I had one of those “practice what you preach” moments this weekend at my hometown bike racing weekend, the Iron Horse Bicycle Classic. I’ll keep this brief, but I wanted to share this with you because I truly believe that the ONLY way we grow, succeed and up-level ourselves in all facets of our lives is to do things that scare us, and to stay uncomfortable as much as possible.
And I did just that on Saturday, May 28th, at the Iron Horse Bicycle Classic – oh yes I did!
I was already sort of uncomfortable around this year’s race. Why? Well, I had to go up an age group this year in my race category.
Also, my training wasn’t so spot on. My kids had an absolute ton of activities this spring and travel weekends for both lacrosse and soccer. And, I’ve been ass-over-tea-kettle with work. Not only have I been managing what I do normally with Verde during a time of year that’s super busy, but I also elected to launch my membership community, the A-Game Alliance for the Intrepid Entrepreneur for the month of May (also the month of the Iron Horse). I’d already missed three races (the Air Force road race, the Tour of the Gila and the Squawker Classic).
So, no racing in my legs to date and I was barely clinging to my training schedule as it was. And you know what? Who cares? I’m an amateur road racer and everything I just listed here equates to limiting beliefs – just so you know, I do it too! Big time!
I digress. So there I was a few nights before the race, perusing the Iron Horse website. I was researching the women I’d be racing against in my category, as I always do, and I noticed that only six women were signed up in the open pro category.
I decided to jump in… !
That’s right, I signed up to join the open pro category as an “OG” as my son likes to call me (Old Girl).
I reasoned that it was acceptable to do this because I had won my age group by six minutes the year before (the younger age group) and would have placed 8th in the pros last year, when there were 25+ women racing. My mind reminded me again and again that my training and racing had been much stronger last year, but hey, I knew I wanted to try it, and I saw through the limiting beliefs (thankfully).
Plus, I knew that the prospect of doing this category scared the sh*t out of me so, in that regard, it felt like it was the right thing to do.
Race morning got here and I went through all of my superstition and ritual to prep. I headed out the door at 6:50 a.m. sharp, trying to manage my nerves.

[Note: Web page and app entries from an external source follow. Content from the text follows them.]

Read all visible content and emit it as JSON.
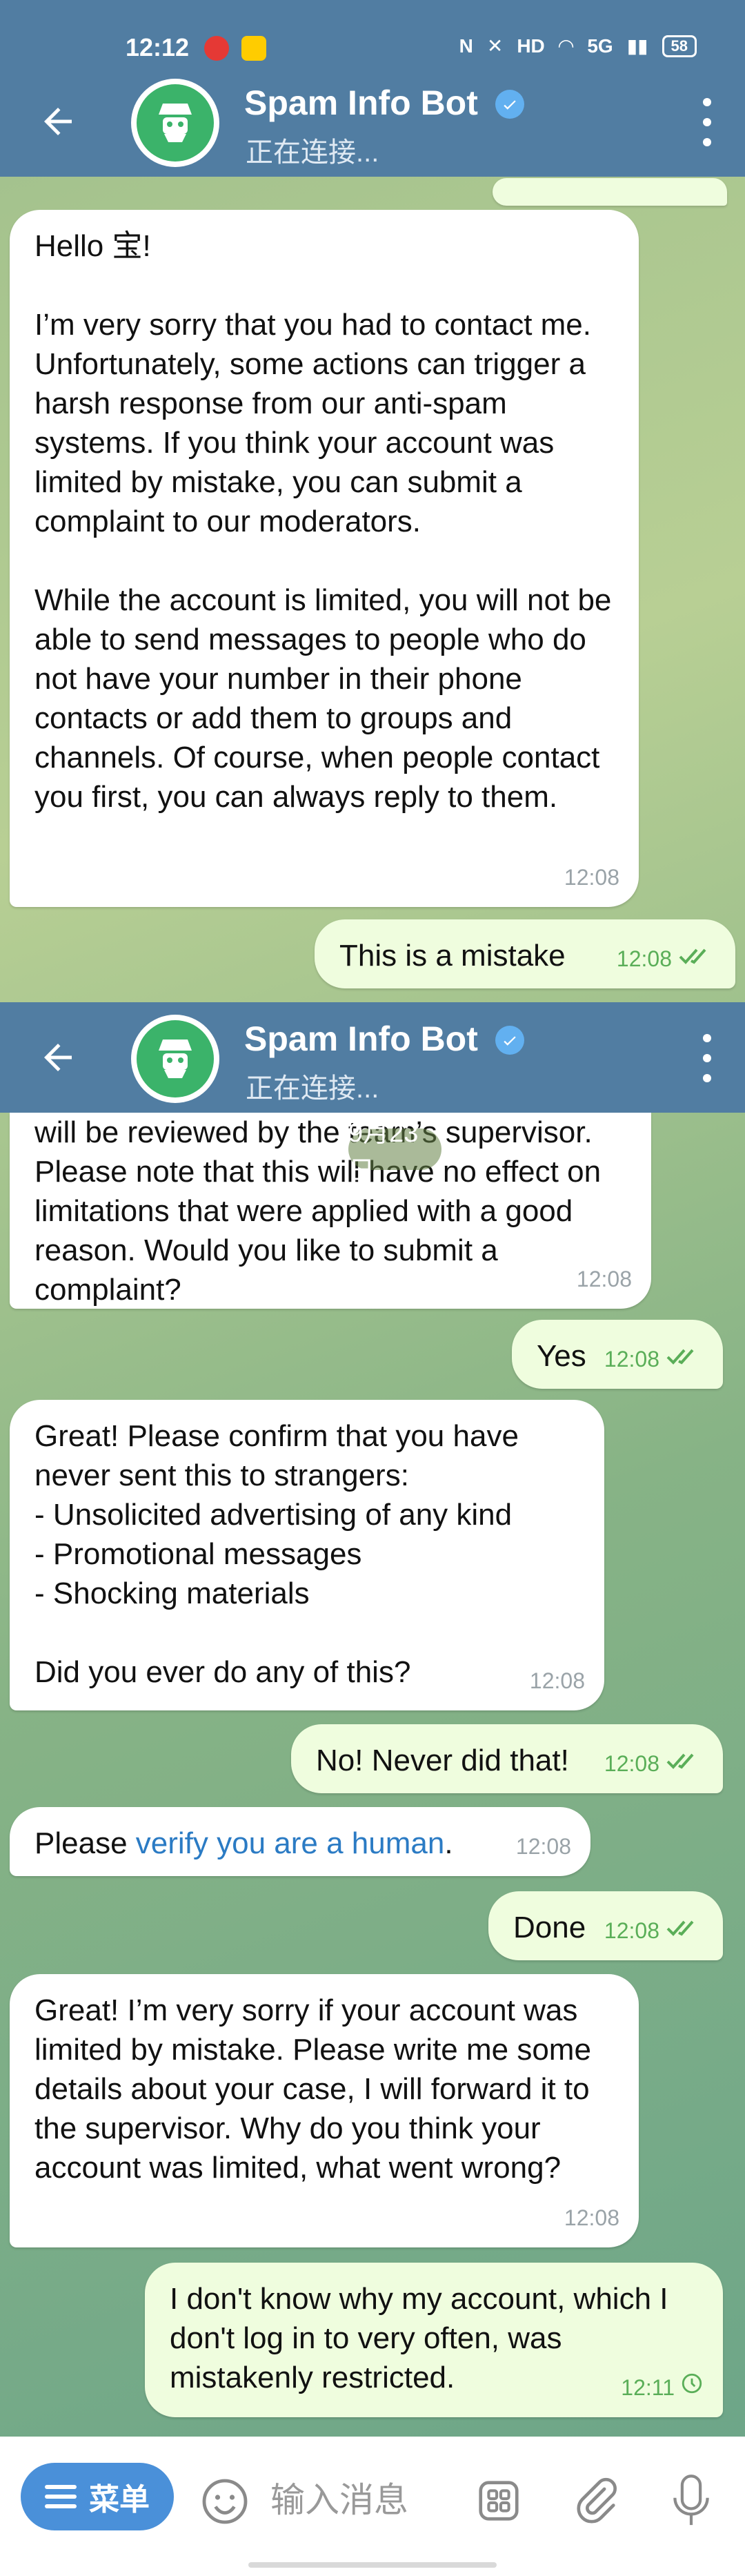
{
  "status_bar": {
    "time": "12:12",
    "network": "5G",
    "battery": "58"
  },
  "header": {
    "bot_name": "Spam Info Bot",
    "status": "正在连接..."
  },
  "date_pill": "9月23日",
  "messages_top": [
    {
      "text": "Hello 宝!\n\nI’m very sorry that you had to contact me. Unfortunately, some actions can trigger a harsh response from our anti-spam systems. If you think your account was limited by mistake, you can submit a complaint to our moderators.\n\nWhile the account is limited, you will not be able to send messages to people who do not have your number in their phone contacts or add them to groups and channels. Of course, when people contact you first, you can always reply to them.",
      "time": "12:08"
    },
    {
      "text": "This is a mistake",
      "time": "12:08"
    }
  ],
  "messages_bottom": [
    {
      "text": "will be reviewed by the team’s supervisor. Please note that this will have no effect on limitations that were applied with a good reason. Would you like to submit a complaint?",
      "time": "12:08"
    },
    {
      "text": "Yes",
      "time": "12:08"
    },
    {
      "text": "Great! Please confirm that you have never sent this to strangers:\n- Unsolicited advertising of any kind\n- Promotional messages\n- Shocking materials\n\nDid you ever do any of this?",
      "time": "12:08"
    },
    {
      "text": "No! Never did that!",
      "time": "12:08"
    },
    {
      "prefix": "Please ",
      "link": "verify you are a human",
      "suffix": ".",
      "time": "12:08"
    },
    {
      "text": "Done",
      "time": "12:08"
    },
    {
      "text": "Great! I’m very sorry if your account was limited by mistake. Please write me some details about your case, I will forward it to the supervisor. Why do you think your account was limited, what went wrong?",
      "time": "12:08"
    },
    {
      "text": "I don't know why my account, which I don't log in to very often, was mistakenly restricted.",
      "time": "12:11"
    }
  ],
  "composer": {
    "menu_label": "菜单",
    "placeholder": "输入消息"
  }
}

As I rolled to the start line, I realized quickly that I was definitely in over my head.
Mara Abbott was there at the start line. … And no, she was not a mirage; she really was there, right next to me!
What? The best climber in the United States was going to be in MY category?&^%%$#@!!!!??

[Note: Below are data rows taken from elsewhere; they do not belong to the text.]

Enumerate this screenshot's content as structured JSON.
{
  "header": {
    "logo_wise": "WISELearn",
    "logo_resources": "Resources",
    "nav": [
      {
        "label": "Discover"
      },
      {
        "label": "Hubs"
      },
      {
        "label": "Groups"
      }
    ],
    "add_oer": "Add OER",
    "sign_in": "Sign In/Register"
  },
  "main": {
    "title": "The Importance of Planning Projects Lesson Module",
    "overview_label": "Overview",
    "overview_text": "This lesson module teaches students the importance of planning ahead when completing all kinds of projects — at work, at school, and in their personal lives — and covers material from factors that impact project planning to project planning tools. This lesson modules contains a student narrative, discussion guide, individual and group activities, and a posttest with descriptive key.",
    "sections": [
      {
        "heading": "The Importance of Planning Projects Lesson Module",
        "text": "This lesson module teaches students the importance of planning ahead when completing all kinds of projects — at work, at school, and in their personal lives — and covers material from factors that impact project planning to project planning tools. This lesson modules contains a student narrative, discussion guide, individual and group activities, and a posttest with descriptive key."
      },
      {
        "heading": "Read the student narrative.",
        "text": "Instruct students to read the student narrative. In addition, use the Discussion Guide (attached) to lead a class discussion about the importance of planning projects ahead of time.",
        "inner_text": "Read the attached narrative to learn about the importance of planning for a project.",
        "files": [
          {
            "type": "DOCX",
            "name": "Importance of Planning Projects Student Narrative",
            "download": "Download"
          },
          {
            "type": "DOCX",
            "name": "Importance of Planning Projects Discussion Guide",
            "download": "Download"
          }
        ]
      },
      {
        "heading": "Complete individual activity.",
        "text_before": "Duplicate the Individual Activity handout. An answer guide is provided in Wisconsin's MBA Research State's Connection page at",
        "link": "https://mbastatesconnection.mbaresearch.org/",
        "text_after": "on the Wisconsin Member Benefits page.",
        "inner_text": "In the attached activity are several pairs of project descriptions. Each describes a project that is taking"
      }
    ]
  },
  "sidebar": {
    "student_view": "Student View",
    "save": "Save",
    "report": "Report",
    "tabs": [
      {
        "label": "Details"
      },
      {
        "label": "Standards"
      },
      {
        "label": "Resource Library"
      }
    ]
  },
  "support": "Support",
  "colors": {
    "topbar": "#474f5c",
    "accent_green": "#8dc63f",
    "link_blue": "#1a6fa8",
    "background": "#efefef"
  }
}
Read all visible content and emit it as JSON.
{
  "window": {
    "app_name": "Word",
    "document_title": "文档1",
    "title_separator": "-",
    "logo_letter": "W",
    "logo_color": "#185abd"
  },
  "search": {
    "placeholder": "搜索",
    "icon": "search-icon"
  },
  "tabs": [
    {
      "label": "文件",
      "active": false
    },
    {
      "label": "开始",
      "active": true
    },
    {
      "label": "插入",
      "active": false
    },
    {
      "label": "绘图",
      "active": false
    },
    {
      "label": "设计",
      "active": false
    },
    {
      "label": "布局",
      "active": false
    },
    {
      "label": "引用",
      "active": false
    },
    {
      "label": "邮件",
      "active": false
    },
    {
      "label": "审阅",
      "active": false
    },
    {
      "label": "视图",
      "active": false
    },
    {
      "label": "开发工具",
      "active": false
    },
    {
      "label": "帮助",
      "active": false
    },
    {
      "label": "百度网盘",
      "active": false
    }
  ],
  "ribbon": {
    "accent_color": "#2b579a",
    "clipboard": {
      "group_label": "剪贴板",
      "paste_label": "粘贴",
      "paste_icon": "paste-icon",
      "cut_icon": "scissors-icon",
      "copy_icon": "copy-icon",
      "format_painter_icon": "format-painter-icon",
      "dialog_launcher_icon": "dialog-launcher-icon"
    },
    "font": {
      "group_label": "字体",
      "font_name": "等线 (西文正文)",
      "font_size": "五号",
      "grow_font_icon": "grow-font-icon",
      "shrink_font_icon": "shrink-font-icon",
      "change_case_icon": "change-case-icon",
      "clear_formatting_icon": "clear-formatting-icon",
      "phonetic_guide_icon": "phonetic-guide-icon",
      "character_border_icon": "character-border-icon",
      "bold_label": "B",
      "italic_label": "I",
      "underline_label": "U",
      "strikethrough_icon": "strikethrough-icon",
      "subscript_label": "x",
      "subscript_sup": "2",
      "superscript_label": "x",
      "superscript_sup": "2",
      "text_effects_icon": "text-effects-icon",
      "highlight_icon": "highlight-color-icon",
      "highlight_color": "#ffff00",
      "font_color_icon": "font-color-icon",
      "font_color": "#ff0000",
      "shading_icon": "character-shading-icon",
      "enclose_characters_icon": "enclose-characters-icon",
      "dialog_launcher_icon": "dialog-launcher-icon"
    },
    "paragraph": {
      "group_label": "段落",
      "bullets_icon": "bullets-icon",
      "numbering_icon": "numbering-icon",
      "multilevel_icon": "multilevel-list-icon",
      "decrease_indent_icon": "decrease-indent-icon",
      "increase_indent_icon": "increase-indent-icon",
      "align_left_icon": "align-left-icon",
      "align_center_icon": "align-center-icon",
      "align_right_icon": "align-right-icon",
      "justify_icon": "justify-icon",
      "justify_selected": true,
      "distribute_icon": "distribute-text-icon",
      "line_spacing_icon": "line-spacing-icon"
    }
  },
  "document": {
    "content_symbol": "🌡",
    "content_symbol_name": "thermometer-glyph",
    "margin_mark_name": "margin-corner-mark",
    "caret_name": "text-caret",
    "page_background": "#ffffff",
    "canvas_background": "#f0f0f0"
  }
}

In a split second, I faced and made the decision to stay in the open pros instead of gracefully exiting to my age group.
As the rest of my race category showed up, it was clear that the women (there were now 12 of us in total, six new people that morning!) who came into the race last minute were super-legit pros.
First, I asked Mara for a selfie photo with me. … Then, I asked her why I didn’t see her in the registration and she told me that a lot of the pros wait until the very last minute to jump in because the weather at the Iron Horse can be so iffy.
I did the race and ended up with 5th place, which I was very happy about!
There were several college racers, and most of the racers were in their 20’s and early 30’s. The woman who won 2nd was 43-years-old, and I might have a new hero now (that’s RAD). She and I were the only people in our 40’s, and it was cool that we were both in the top 5.
All in all, it was SUPER hard to race with the pros, but I’m really glad I did it. I gained some confidence and great experience and I know I pushed myself far harder than I would have in any other category. I also gained a good bit of fitness, which accomplishes a lot for me (as my schedule is not looking to get much better in the next weeks).
How about you? What have you done to scare the crap out of yourself lately? As an entrepreneur, we live and die by staying in forward motion and this inherently means we have to stay uncomfortable because we’re out on the front, the sharp end, on lead. I’d love to hear what you do to keep your edge! Leave a comment below and thanks for stopping by to hear my story today!
Keep going bigger!